The mass protests of 2014 put the EU in the centre of reform efforts in Ukraine. The Association Agreement, support of which was the locus of the initial demonstrations, has become the blueprint for the country’s reformers, who believe that pursuing integration with the EU offers Ukraine the best (and only) pathway for modernization and economic growth.
But there is a mismatch between the very political impact of the reforms required by the Association Agreement and the technocratic approach the EU takes to such issues. This disconnect is putting Ukraine’s chances for a more European future in jeopardy.
A big job

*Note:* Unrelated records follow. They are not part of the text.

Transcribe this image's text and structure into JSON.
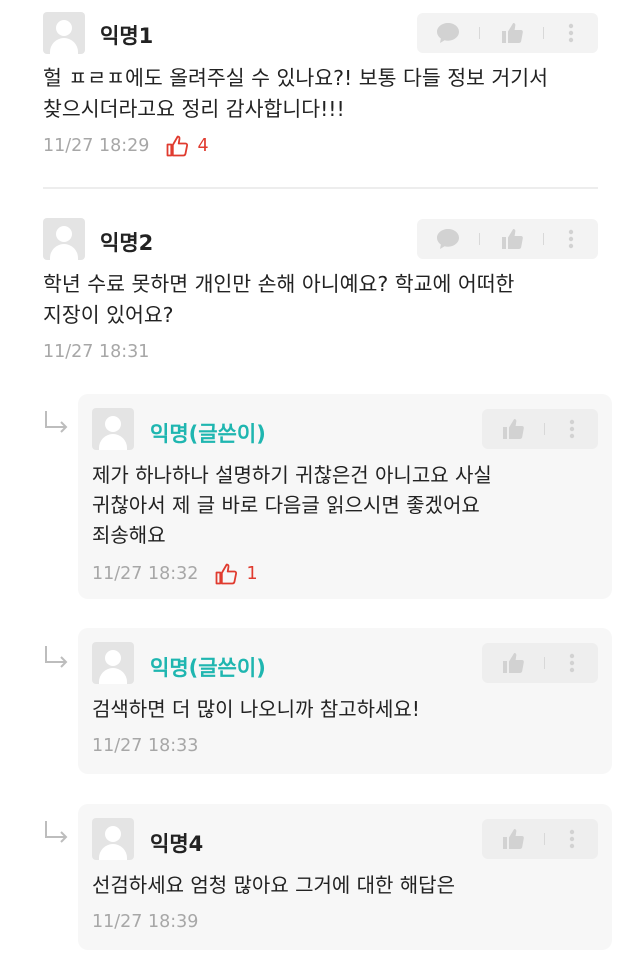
{
  "comments": [
    {
      "author": "익명1",
      "lines": [
        "헐 ㅍㄹㅍ에도 올려주실 수 있나요?! 보통 다들 정보 거기서",
        "찾으시더라고요 정리 감사합니다!!!"
      ],
      "time": "11/27 18:29",
      "likes": "4"
    },
    {
      "author": "익명2",
      "lines": [
        "학년 수료 못하면 개인만 손해 아니예요? 학교에 어떠한",
        "지장이 있어요?"
      ],
      "time": "11/27 18:31"
    }
  ],
  "replies": [
    {
      "author": "익명(글쓴이)",
      "lines": [
        "제가 하나하나 설명하기 귀찮은건 아니고요 사실",
        "귀찮아서 제 글 바로 다음글 읽으시면 좋겠어요",
        "죄송해요"
      ],
      "time": "11/27 18:32",
      "likes": "1"
    },
    {
      "author": "익명(글쓴이)",
      "lines": [
        "검색하면 더 많이 나오니까 참고하세요!"
      ],
      "time": "11/27 18:33"
    },
    {
      "author": "익명4",
      "lines": [
        "선검하세요 엄청 많아요 그거에 대한 해답은"
      ],
      "time": "11/27 18:39"
    }
  ],
  "colors": {
    "op_name": "#1fb6b0",
    "like_accent": "#e03b2f",
    "icon_gray": "#d2d2d2",
    "meta_gray": "#a7a7a7"
  },
  "icons": {
    "comment": "speech-bubble-icon",
    "like": "thumbs-up-icon",
    "more": "vertical-dots-icon",
    "reply": "reply-arrow-icon"
  }
}
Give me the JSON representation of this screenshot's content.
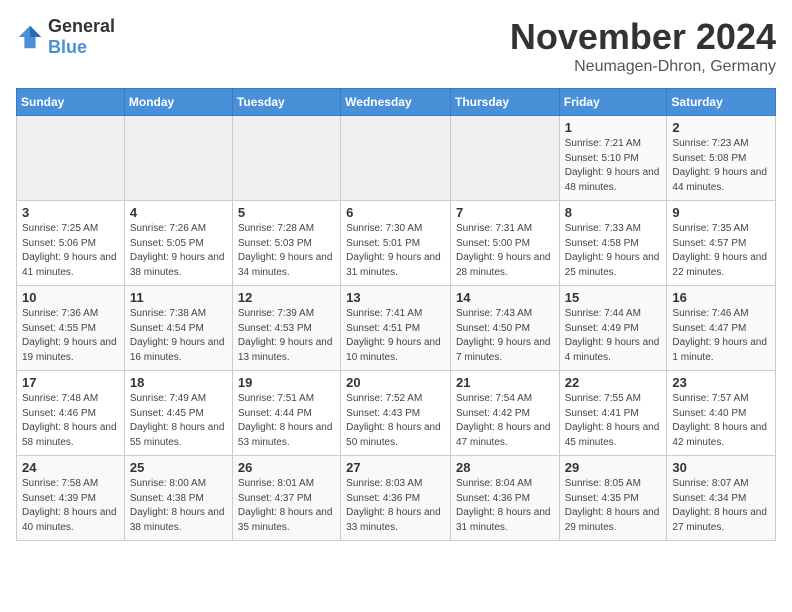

There is some recognition on the part of the EU about the daunting task the implementation of the agreement presents. The EU is the biggest donor in Ukraine, committed to providing up to €11 billion over the course of 2014–20, while the EU delegation in Ukraine is the second largest, after Turkey. An innovative Support Group for Ukraine has been set up with the aim to be a ‘catalyst, facilitator and supporter of reforms’, and it has made a pivotal difference in devising a more agile and tailored strategy for promoting reforms. The support group has also been involved in tackling the most important and politically-charged issues, such as corruption and judicial reforms.
The previous head of the EU delegation, Jan Tombinski, was particularly adept at making direct interventions, despite criticism from some Ukrainian officials. For example, Tombinski’s timely intervention broke the deadlock over electronic declarations on assets held by state officials, which paved the way for Ukraine’s compliance with the requirements for EU visa liberalization.
But many EU officials in Brussels and in Kyiv are much more reluctant to engage at a political level. They are also apprehensive about pushing too hard, believing that working with the current, pro-European administration is more desirable than triggering a change of government. EU officials typically put a premium on stability and predictability.
In Ukraine, however, stability means the persistence of patronage and rents. The reforms trigger powerful domestic resistance – by default, their implementation disrupt opportunities for rent extraction (for example, anti-monopoly laws or food safety inspections).
It is symptomatic that the most successful reforms so far have been those which created new institutions and systems – like the National Anti-Corruption Bureau, the electronic public procurement system (ProZorro) and the new road police. Despite a flurry of activities, there are yet few tangible results in reforming ‘old’ institutions, like the Ministry of Internal Affairs. It is clear that approaching the reforms as a technical and legal process of legal approximation is not sufficient.
Reformist forces within Ukraine are heavily dependent on political support from the EU. Yet, they are increasingly concerned that, despite being the largest donor to Ukraine, the EU is going ‘soft’ on the Ukrainian authorities by being too gentle and diplomatic.
For example, in 2015 the EU offered Ukraine macro-economic assistance, to be dispersed in three tranches, subject to fulfilling a number of conditions. The first tranche was provided in 2015 but the second was delayed because the Ukrainian government did not implement all the conditions. Yet the EU agreed to release the second tranche in 2017 despite a lack of progress, explaining that the funds would otherwise have to be spent elsewhere. The Ukrainian commentators fear that the EU’s leverage vis-à-vis the Ukrainian authorities is weakened, as a result.
The indulgence towards ruling elites in Ukraine risks repeating the flawed strategy towards Moldova, where the EU supported a nominally pro-European government, fearing a return to power of the Communist Party. Suitably emboldened, the Moldovan governing elites used pro-European declarations as a rhetorical fig leaf to mimic reforms while engaging in extensive rent-seeking. This resulted in disillusionment and the perception among the populace that the EU was colluding with the country’s self-serving elites. This paved the way for the election of a pro-Russian president in 2016. As Ukrainian society becomes more frustrated with the slow progress of reforms, the reluctance on the part of the EU officials to critique the government creates the impression of indifference.
Ultimately reforms in Ukraine depend on the close political engagement of the EU institutions and officials. There is a strong demand from reformers for the EU to play a stronger role. They hope that the EU could become a powerful ‘watchdog’ because domestic political will remains in short supply and many state institutions the lack capacity and resources to function properly. But to do so, EU institutions and officials will need to step outside their comfort zone and engage more politically to induce change in Ukraine.
Kataryna Wolczuk, Associate Fellow, Russia and Eurasia Programme.